The education kit is suitable for healthcare providers, teachers and other community leaders to provide stroke education presentations. The kit is available in English, Spanish, and Portuguese, and contains the following materials:
- Two PowerPoints (short and long versions)
- DVD of the animated video
- Master CD with printable documents (educator guide, press release template, evaluation forms, certificate of completion, and artwork)
- Samples of the brochure, poster, and wallet card
For more information on FAST presentations, education kits, or to inquire about a staff training, please contact HSPC at 1-800-487-1119 or email@example.com.
Several random-digit dial surveys have been conducted in Massachusetts to evaluate the effect of the FAST campaigns. These surveys have shown significant increases in knowledge about the FAST acronym, the signs and symptoms of stroke, and the importance of calling 9-1-1 at the first sign of stroke.
Since the launch of the campaign in 2006, FAST materials have been used in 48 states and 28 countries, including:
|Canada||Chile||China||Czech Republic||Dominican Republic|
|Thailand||Trinidad and Tobago||United Kingdom|
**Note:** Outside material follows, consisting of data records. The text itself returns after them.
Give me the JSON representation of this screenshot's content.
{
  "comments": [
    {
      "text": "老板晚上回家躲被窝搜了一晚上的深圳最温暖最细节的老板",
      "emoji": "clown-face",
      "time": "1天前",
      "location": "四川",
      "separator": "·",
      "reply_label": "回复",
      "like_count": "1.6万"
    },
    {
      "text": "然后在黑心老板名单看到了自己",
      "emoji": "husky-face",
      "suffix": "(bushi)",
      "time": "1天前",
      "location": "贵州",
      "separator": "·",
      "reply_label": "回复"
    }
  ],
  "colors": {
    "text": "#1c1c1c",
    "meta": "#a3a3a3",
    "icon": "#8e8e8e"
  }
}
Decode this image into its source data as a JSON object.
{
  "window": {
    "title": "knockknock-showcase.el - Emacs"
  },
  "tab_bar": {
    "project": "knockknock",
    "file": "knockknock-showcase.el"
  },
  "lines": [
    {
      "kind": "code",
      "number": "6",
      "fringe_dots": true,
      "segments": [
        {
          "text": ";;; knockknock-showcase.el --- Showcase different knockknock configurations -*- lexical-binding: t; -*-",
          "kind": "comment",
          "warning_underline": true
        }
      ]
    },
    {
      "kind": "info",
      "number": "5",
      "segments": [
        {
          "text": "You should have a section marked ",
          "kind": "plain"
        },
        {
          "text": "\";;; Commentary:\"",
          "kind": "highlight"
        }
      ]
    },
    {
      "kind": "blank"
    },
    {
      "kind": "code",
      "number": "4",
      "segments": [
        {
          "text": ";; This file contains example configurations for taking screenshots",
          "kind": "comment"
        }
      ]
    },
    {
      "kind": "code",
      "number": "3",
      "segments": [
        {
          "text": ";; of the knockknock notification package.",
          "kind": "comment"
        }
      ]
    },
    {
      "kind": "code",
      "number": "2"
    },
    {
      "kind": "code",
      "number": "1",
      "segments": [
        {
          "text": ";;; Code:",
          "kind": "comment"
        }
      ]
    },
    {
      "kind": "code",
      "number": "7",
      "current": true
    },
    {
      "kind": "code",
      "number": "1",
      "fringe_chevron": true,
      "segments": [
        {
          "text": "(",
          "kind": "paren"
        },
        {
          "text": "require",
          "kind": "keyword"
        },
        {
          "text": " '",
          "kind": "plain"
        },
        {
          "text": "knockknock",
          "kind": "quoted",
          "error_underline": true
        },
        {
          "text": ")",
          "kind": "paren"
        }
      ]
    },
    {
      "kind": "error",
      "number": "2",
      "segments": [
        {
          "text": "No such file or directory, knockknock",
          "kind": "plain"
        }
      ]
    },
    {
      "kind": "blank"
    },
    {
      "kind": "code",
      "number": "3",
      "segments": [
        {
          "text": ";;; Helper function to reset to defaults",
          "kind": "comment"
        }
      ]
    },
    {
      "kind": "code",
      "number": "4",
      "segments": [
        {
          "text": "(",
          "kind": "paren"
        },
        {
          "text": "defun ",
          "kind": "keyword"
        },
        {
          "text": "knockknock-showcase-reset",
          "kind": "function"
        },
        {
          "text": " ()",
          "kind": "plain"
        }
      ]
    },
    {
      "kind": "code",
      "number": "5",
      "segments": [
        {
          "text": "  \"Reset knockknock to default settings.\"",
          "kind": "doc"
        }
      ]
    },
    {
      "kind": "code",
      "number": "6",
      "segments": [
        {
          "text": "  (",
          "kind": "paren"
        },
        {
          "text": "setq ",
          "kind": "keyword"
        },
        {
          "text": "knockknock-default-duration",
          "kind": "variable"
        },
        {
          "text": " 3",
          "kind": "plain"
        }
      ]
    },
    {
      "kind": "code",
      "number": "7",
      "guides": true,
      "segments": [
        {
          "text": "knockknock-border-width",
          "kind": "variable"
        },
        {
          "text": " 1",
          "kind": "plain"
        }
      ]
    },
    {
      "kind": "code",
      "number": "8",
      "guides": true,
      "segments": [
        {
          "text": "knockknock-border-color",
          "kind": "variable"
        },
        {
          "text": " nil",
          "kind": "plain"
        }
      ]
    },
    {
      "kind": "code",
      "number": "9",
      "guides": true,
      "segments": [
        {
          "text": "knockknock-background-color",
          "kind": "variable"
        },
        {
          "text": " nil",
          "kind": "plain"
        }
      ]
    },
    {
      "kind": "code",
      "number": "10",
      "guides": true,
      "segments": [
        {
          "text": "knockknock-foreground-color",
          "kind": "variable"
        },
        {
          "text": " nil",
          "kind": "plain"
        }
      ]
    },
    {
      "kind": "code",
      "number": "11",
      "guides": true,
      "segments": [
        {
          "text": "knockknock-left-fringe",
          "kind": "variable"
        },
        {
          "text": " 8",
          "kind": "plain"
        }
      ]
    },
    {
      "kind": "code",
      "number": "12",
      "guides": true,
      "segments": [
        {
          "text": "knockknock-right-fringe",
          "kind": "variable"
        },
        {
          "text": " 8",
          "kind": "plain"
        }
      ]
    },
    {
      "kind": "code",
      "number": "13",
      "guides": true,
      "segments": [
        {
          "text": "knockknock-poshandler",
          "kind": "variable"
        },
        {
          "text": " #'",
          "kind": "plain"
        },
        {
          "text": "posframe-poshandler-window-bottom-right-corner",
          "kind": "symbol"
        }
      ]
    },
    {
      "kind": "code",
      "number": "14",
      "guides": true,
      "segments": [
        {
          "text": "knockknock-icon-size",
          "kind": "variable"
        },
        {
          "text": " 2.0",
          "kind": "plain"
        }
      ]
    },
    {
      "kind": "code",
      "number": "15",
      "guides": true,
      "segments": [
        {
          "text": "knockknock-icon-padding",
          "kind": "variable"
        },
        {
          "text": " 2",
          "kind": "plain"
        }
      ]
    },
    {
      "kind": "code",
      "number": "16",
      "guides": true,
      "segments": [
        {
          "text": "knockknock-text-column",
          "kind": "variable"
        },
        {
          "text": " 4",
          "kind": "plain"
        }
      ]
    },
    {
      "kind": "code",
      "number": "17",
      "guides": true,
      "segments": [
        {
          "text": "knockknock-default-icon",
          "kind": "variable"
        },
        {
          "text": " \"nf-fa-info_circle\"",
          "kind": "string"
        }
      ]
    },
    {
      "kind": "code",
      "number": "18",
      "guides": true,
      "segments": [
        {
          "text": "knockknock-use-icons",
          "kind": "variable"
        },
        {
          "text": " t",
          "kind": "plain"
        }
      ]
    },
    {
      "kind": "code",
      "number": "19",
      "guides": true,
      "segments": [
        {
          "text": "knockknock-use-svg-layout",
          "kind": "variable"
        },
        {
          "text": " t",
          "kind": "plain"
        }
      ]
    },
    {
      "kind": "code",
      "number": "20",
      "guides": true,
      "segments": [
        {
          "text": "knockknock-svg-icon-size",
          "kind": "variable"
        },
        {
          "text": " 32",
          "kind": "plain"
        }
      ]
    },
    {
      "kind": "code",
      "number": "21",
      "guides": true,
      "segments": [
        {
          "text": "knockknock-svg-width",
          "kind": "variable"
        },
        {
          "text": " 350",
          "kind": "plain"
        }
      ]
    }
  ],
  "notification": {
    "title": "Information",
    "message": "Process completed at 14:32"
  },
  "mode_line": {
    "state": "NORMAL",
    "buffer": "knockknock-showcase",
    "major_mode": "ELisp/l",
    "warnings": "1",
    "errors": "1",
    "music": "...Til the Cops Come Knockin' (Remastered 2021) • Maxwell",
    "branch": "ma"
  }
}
- In 2009, the Stroke Heroes Act FAST campaign won the Media Partnership Award, from the Partnership for a Heart-Healthy, Stroke-Free Massachusetts, for "Leadership in developing and promoting the FAST video to raise awareness of the signs and symptoms of stroke in Massachusetts."
- The Spanish adaptation of FAST took home two Gabriel Awards in 2008 — the video and radio spot each won Community Awareness/PSA awards, which signify "the highest achievement in excellence and public service in the art of communications," as deemed by the Catholic Academy for Communication Arts Professionals
- The FAST video won the Silver Award for production at the 27th Annual Telly Awards, honoring "the finest video and film productions."
A peer-reviewed article about the FAST campaign, Addressing Stroke Signs and Symptoms Through Public Education: The Stroke Heroes Act FAST Campaign, was published in the CDC journal Preventing Chronic Disease in 2008; www.cdc.gov/pcd/issues/2008/apr/07_0214.htm.
Partners helping to produce and disseminate the FAST message include:
- American Heart Association/American Stroke Association (AHA/ASA)
- Centers for Disease Control and Prevention (CDC)
- National Heart, Lung, and Blood Institute (NHLBI)
- National Stroke Association (NSA)
This site provides basic information. For more information on stroke, visit the National Stroke Association at www.stroke.org.
To learn more about your personal chronic disease risk or for management strategies please contact your healthcare provider. For the most current information on chronic disease please visit the Centers for Disease Control and Prevention: www.cdc.gov .
This information is provided by the Heart Disease and Stroke Prevention and Control Program within the Department of Public Health.